9 -11 June
A conversation through a wall between an audience member and a refugee. Sharing stories of people who have recently challenged border discrimination which can be kept or washed away.
Al Hayat (Life) (Installation)
Manaf Halbouni (Syria/Germany)
2 – 11 June
In artist Manaf Halbouni’s new home Germany there is a motto: let’s wait til grass grows over everything. Despite the destruction in his home country of Syria, he believes in the day when grass will grow over all the problems and everybody will live in peace again.
Hello Stranger (discussion)
Welcoming migrants and refugees into our theatres and our hearts
Chaired by LIFT patron Juliet Stevenson, this panel discussion will explore what we can do to welcome refugees into our buildings and into our hearts, from the democratic, open nature of theatres to the more personal space of our homes; what is our organisational and personal responsibly?
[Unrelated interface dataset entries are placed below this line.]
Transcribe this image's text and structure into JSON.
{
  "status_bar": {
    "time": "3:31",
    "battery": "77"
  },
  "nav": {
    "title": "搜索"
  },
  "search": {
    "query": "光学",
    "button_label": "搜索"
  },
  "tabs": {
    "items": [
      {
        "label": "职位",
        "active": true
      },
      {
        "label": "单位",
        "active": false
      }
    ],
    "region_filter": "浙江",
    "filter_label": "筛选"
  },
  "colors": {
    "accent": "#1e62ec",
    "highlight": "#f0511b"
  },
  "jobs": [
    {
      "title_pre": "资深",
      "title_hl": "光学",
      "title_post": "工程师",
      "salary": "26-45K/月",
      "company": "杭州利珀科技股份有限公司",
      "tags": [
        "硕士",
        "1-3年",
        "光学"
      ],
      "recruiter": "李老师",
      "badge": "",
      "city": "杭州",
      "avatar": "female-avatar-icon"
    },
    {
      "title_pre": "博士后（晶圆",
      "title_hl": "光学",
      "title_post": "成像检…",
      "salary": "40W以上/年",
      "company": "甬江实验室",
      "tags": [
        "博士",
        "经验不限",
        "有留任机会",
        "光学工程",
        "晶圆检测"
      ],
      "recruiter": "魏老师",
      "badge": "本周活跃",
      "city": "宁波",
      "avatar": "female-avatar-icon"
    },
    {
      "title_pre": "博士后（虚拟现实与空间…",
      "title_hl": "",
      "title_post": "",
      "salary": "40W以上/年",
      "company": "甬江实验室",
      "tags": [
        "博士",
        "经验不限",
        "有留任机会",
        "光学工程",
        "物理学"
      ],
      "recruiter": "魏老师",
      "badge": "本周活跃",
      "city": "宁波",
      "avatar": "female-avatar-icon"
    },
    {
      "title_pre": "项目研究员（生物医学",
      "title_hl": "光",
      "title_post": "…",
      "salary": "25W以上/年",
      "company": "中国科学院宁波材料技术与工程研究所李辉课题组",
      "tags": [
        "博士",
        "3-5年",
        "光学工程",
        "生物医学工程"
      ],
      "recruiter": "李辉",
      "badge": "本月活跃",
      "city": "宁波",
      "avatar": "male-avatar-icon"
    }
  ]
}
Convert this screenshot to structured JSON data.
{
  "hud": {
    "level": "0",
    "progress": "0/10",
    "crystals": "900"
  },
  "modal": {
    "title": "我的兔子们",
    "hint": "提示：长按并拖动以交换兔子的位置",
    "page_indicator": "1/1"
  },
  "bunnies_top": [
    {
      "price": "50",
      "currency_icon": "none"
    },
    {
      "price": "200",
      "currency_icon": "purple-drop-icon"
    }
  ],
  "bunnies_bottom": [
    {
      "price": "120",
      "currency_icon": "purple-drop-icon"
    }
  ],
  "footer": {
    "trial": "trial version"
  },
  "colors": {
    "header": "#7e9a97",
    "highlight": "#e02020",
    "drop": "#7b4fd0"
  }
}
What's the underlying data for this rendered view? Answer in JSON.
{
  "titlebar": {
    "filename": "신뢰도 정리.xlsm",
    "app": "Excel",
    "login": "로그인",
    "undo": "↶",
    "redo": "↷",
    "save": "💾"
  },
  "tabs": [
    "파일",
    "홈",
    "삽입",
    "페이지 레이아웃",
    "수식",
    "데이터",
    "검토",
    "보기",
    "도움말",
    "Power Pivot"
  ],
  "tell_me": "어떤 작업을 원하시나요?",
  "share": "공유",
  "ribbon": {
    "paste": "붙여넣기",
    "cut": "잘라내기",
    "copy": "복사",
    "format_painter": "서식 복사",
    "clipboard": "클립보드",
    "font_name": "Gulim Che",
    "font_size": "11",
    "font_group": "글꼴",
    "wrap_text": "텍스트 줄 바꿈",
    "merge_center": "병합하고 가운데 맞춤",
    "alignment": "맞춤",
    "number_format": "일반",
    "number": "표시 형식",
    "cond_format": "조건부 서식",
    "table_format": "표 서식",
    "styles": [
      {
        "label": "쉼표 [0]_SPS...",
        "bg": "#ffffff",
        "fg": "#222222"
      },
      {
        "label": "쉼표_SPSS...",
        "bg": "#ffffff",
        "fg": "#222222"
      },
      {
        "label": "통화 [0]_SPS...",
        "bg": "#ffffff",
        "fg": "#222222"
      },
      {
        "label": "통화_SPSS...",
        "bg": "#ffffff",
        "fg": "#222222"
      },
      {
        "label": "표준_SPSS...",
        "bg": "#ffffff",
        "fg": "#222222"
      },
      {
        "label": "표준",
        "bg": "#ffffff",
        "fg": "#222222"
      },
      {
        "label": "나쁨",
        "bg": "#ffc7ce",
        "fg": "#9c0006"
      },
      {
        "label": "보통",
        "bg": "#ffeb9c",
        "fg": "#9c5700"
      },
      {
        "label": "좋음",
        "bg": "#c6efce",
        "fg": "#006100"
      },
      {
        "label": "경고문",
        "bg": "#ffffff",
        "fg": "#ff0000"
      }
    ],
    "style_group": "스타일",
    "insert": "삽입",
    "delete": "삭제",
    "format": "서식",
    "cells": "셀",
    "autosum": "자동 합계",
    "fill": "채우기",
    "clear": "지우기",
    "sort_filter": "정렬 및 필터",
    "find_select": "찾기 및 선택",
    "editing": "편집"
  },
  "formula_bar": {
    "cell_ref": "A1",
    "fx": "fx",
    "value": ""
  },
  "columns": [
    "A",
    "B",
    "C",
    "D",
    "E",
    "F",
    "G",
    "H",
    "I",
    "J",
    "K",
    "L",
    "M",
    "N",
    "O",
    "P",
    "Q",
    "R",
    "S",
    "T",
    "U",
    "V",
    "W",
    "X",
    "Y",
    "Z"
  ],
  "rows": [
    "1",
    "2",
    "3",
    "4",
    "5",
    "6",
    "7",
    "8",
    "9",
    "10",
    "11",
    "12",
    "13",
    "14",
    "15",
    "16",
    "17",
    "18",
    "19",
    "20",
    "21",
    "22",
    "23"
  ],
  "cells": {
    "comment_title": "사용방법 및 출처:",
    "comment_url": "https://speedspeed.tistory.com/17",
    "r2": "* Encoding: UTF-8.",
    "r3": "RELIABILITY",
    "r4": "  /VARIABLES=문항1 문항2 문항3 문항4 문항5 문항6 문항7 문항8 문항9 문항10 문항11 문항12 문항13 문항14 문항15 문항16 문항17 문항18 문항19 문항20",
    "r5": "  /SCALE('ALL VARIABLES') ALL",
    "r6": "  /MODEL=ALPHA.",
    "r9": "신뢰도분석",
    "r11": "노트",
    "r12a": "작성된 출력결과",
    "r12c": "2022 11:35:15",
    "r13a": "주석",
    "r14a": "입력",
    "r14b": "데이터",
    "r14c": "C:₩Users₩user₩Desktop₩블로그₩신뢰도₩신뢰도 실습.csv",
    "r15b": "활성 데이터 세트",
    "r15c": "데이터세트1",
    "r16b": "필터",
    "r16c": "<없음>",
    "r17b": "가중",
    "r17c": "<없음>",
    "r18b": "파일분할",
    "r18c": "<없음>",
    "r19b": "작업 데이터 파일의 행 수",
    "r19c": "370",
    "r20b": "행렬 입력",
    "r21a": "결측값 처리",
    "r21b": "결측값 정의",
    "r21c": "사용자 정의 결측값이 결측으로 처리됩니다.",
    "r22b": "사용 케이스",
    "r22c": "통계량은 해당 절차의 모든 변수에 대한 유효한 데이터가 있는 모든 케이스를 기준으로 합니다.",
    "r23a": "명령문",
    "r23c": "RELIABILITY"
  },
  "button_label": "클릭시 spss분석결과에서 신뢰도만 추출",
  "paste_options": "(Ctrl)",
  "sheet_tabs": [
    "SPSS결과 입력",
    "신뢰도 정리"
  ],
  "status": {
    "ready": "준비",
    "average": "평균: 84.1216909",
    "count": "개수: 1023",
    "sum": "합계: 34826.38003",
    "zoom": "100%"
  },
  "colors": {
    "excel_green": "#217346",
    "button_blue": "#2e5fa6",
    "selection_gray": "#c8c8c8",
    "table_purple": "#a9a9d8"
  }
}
Chaired by Juliet Stevenson the panel includes Mareike Holfeld (Head of Public Relations – Kampnagel, Hamburg), Maya Zbib (On The Move Artist), Joe Murphy and Joe Robertson (Co-Directors – Good chance Calais)
Liwaa Yazji (Syria – Damascus/Beirut)
“When the bombs fell, the first thing we did was run away. It was not until later that we realised we had not looked back. We were not allowed to say goodbye to our home, our memories, our photos and the life that was lived within them.”
Haunted tells of the loss of home and security and of the real and metaphorical meaning which a house, a home, has in one’s life.
Arabic with English subtitles.
The Crossings Plays (Play)
Andreas Flourakis & Fausto Paravidino (Greece/Italy)
9 – 11 June
A double bill of two short plays with two writers from Greece and Italy exploring the impact of the migration crisis in their countries and their communities.
Another Place (Promenade Audio Piece) FREE
Victoria Lupton & Doha Hassan (UK & Palestine/Syria)
6 – 11 June
An audio promenade performance created between London, Berlin, Beirut and Damascus mapping ideas of exile and belonging in the city. Sound design by Tim Bamber.
The Milk of Human Kindness (Durational Piece)
Chris Thorpe (UK)
A durational theatrical experience that delves into the online expression of the great British public’s attitude towards migrants and refugees, as enabled by the great British press.
(Proceeds from The Milk of Human Kindness will go to Good Chance Calais and Crew for Calais.)
When the bombs fell, the first thing we did was run away. It was not until later that we realised we had not looked back. We were not allowed to say goodbye to our home, our memories, our photos and the life that was lived within them.